When she was young, it looked like Abbie wouldn’t make it past 5 years old.
But Abbie lived until she was 11, and one of her favourite things to do was visiting CHAS.
In 2008, Abbie was diagnosed with metachromatic leukodystrophy. She lost the ability to talk and eat and needed around-the-clock care. Her family turned to CHAS for support and were invited to Robin House, one of our hospices. Mum, Lisa, and Dad, Allen, had trepidation and fear about walking through the doors for the first time. However, as soon as they arrived they knew this was a place full of fun.
Christmas, when the decorations are in full glow, was an absolute favourite time for Abbie and she even got the opportunity to switch on the Christmas lights at Loch Lomond Shores in front of thousands of people. Her brother and sister Robyn and Sean were big fans of the festivities too and loved joining in with CHAS Christmas trips, activities and parties.
Mum Lisa has over 2,000 photos from their time with CHAS and fondly speaks of those comforting, "memories that will last for us all".
"There’s nothing worse than losing a child. Apart from having to make that journey alone."

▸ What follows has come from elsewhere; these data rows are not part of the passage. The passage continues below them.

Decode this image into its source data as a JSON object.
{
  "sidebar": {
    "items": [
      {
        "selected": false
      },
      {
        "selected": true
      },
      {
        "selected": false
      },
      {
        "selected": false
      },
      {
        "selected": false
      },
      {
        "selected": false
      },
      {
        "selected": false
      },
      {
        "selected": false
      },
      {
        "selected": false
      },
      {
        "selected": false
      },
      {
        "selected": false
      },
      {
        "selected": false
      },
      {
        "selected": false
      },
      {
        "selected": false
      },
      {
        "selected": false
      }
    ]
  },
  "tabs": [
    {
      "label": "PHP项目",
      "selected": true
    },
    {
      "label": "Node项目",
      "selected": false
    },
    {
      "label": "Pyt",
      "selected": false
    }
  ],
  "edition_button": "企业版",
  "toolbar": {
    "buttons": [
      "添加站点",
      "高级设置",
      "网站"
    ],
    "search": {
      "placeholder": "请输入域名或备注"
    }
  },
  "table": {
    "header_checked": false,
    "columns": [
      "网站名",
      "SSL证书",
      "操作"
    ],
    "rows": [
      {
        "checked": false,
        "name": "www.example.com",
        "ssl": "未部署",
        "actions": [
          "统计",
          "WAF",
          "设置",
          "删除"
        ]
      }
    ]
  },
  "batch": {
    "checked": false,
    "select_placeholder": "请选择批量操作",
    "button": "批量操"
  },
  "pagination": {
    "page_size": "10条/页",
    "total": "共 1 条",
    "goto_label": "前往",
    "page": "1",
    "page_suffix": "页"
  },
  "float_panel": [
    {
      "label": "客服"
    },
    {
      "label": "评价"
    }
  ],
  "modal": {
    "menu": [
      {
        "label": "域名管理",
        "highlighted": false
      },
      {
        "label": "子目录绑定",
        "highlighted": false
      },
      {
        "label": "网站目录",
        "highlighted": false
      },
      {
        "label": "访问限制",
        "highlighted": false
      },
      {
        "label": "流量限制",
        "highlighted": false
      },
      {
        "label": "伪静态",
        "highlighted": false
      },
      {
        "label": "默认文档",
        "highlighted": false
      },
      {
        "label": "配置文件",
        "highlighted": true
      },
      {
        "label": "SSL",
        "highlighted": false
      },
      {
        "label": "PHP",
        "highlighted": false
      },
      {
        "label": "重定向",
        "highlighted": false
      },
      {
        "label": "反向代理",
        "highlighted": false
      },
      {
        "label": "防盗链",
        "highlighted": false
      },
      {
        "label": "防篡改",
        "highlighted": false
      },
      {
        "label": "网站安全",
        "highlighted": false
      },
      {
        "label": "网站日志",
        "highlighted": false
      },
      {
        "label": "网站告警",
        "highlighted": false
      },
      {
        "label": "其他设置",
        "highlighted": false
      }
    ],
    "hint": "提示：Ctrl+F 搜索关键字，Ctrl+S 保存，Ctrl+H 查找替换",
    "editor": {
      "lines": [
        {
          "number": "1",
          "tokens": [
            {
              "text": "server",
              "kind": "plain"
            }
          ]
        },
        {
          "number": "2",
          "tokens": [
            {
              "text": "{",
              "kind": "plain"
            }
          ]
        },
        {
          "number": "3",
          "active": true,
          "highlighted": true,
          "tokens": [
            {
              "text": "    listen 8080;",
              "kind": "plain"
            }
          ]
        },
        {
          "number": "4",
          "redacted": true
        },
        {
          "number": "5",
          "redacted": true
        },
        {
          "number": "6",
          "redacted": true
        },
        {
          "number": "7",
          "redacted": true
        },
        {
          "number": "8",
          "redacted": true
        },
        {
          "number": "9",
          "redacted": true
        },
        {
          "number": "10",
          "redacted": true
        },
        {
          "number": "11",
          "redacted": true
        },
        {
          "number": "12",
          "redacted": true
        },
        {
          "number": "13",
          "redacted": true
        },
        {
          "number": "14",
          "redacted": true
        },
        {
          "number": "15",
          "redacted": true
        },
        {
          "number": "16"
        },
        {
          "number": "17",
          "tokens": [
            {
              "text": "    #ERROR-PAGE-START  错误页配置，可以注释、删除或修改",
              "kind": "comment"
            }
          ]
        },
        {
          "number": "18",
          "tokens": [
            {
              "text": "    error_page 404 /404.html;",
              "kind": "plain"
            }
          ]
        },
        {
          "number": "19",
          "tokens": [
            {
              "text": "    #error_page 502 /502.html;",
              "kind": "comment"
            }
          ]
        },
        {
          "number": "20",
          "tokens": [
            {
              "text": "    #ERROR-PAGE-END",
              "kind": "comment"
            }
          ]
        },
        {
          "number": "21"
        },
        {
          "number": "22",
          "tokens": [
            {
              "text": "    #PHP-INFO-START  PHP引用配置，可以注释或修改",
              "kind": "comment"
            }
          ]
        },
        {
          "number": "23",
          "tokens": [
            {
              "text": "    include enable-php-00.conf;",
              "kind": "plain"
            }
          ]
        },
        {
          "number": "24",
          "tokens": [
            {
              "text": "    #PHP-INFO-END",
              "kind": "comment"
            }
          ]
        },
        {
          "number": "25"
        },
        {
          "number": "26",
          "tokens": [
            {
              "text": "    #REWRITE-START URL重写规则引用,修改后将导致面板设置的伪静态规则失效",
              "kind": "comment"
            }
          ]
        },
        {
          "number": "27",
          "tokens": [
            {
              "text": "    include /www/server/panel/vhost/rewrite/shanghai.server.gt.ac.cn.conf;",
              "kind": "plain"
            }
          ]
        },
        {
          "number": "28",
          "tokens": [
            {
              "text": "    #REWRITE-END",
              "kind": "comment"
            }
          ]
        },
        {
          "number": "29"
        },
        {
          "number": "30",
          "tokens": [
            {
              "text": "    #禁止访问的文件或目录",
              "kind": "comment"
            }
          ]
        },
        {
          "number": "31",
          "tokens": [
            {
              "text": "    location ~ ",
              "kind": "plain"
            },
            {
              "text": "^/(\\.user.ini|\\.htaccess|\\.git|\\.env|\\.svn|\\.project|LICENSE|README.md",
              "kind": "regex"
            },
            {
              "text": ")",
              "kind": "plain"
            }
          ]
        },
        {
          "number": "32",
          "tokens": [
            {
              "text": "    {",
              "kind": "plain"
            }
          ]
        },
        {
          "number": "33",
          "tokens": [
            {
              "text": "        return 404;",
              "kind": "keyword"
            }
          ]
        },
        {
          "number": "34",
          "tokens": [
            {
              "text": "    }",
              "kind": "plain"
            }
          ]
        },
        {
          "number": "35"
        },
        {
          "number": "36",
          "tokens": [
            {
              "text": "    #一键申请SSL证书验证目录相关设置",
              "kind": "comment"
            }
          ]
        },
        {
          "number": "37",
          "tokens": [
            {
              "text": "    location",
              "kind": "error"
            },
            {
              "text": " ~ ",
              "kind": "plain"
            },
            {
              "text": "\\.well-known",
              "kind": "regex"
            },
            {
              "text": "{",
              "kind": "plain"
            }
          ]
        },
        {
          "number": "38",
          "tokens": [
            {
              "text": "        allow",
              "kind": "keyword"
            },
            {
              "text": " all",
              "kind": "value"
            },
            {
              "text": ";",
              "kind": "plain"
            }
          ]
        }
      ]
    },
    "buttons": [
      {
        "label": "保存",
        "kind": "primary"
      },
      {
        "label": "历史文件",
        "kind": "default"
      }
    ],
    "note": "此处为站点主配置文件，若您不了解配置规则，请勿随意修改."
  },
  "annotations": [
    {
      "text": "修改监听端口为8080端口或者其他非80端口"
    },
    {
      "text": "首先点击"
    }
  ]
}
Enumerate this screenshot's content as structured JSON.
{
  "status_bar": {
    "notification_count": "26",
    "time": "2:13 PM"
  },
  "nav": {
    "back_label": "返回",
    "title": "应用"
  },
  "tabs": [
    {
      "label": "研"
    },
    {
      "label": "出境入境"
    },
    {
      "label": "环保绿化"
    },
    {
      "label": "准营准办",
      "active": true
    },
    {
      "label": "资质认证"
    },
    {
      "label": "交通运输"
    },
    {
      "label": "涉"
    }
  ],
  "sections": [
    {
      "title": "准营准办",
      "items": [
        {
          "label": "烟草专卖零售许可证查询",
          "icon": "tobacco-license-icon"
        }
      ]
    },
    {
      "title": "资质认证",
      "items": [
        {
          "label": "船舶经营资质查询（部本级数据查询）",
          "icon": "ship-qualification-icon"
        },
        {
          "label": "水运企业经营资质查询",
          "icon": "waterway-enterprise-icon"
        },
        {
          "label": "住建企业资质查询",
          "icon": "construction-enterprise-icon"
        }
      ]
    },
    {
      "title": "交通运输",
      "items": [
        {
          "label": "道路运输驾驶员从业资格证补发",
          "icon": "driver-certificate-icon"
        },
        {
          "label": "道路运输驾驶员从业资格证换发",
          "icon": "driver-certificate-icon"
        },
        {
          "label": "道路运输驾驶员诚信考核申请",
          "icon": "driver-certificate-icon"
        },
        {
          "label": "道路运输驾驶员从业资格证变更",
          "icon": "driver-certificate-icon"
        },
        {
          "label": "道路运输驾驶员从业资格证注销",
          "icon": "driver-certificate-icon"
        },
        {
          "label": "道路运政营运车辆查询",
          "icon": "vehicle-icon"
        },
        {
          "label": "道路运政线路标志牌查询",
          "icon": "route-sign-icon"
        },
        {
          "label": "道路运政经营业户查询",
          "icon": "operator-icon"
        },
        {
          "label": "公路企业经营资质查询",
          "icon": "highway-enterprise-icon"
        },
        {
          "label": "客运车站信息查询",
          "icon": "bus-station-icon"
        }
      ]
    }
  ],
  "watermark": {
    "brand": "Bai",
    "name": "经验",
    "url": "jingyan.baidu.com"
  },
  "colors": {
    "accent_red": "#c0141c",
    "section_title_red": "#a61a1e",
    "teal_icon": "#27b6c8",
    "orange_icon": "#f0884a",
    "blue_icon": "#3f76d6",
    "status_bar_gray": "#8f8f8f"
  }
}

At CHAS, we aim to create a place where families can enjoy all the little things that others can often take for granted – things that can’t be done from a hospital bed. In Abbie’s last hours, her brother and sister, Sean and Robyn joined a party to unveil a huge new play castle in the hospice garden. Sean cut the ribbon whilst mum and dad sat with Abbie in her bedroom overlooking the fun taking place outside. And Abbie had a visit from a very special guest, Princess Elsa from Frozen – who popped into her bedroom for a cuddle.
“If someone dies in a hospital or home you have less control. There’s always someone visiting or at the door. But at Robin House they let us do what we needed to do, in our own time,” Lisa said. “In a hospital, you walk in with someone and you have to leave without them. But at Robin House, we were there with Abbie after she died. That was amazing, it was comforting.”
“We wanted to leave with her as a family for her funeral,” Allen added. “It’s what we wanted and it is what we got.”
This will be the Boyd’s first Christmas without Abbie. Of course it will be tough. But we’ll still be there for them – for as long as they need us.
Allen said "When the family was first told about CHAS it was like we were giving in, giving up hope. But it proved me wrong because it made Abbie’s life, it made her love her life more than we could have done for her."
It’s helped her family rediscover happy times too. As her mum, Lisa, says, "Abbie’s no longer with us, but we can all remember the joy and happiness we shared together thanks to CHAS."